It’s been a year since my last letter-writing opportunity. Here are some highlights of what has happened since then.
In March, North Carolina Sea Grant started the process to select our next round of core research projects. We received 59 preproposals from scientists and researchers across the state. Unfortunately, we do not have the capacity to support all the great ideas submitted.
Over the next few months, through detailed peer reviews, we will whittle this number down to around 12 finalists. The overall goal is to ensure that Sea Grant-funded projects are of the highest scientific caliber — and have outcomes that will quickly be usable to enhance how we manage our valuable coastal resources.
In Susan White’s last letter, she described an exciting upcoming event, North Carolina’s Coastal Conference. Held in April, the forum was a resounding success. Well over 200 attendees from the academic, government and industry sectors gathered to hear about important coastal topics and think of ways we all can work together to address these issues.
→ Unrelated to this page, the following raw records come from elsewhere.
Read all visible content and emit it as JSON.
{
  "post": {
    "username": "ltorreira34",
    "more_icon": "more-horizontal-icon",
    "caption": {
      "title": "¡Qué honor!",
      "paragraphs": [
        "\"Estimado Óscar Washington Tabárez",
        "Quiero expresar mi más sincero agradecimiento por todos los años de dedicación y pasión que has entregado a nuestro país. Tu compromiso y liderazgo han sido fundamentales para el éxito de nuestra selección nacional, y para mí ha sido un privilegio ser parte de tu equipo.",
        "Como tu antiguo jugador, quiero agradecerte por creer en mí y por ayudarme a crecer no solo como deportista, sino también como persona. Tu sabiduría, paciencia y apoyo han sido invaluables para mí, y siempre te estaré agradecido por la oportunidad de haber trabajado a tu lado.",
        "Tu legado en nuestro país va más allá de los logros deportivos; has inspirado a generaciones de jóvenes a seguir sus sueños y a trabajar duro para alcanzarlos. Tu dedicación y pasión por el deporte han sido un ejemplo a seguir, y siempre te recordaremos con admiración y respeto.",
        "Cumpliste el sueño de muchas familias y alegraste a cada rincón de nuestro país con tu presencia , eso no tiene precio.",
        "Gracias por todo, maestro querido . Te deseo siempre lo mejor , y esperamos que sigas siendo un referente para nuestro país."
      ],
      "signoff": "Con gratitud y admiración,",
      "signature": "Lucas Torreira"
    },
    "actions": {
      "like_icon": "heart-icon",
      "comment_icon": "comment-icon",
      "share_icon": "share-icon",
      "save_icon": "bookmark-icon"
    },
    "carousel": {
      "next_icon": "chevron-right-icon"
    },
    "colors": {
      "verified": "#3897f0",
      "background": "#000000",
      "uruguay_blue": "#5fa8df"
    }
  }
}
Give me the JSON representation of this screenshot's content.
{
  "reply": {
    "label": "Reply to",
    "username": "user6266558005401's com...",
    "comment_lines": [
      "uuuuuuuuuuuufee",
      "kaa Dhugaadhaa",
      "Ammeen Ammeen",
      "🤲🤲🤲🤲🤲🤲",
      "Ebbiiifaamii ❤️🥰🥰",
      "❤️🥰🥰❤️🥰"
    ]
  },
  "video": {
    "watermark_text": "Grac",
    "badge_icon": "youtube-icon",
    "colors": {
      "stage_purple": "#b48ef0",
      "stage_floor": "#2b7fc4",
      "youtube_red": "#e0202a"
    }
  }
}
On page 26, Katie Mosher reviews the highlights from the conference and provides links for readers to view the presentations. This is a wonderful opportunity and I encourage all of you to take some time and watch some of the presentations. I am confident that many of the issues discussed will “hit home” in terms of things that affect your daily lives.
This issue of Coastwatch also provides an intriguing look at new Sea Grant research into rip currents. Fast-moving sections of water, rip currents can quickly drag swimmers of all experience levels away from shore. Getting caught in a rip current is one of the most frightening experiences that can occur along our ocean beaches.
This cutting-edge research uses newly available GPS units to track how water moves in a rip current. Researchers, the National Weather Service, local leaders and others are using the data to devise the best advice for swimmers who find themselves caught in a rip current.
It’s my pleasure to let everybody know that North Carolina Sea Grant will add a coastal economist to our staff later this summer. This extension specialist represents a deeper engagement in this area for our program. The economist will help us answer questions such as how much value, in terms of tourism dollars, does having a lighthouse near your community bring to the local area, or how much more are people willing to pay for locally caught seafood.
As always, I encourage all of you to reach out to me at email@example.com or 919-515-9104. Let me know how we can make Sea Grant better, or provide your thoughts on topics that interest you. We strive to be a link into local communities. Having a direct line of communication is one of the best ways to stay in touch.
I wish to close by reminding everyone that there are many ways for you to be a part of and to contribute to our Sea Grant program. You could participate in volunteer opportunities, attend a Sea Grant-sponsored event and write articles for us, to name just a few. If you have the time and energy, we would love for you to help support our program.
I hope all of you have a safe and enjoyable summer. I look forward to my next opportunity to share exciting Sea Grant activities with you.
This article was published in the Summer 2015 issue of Coastwatch.
For contact information and reprint requests, visit ncseagrant.ncsu.edu/coastwatch/contact/.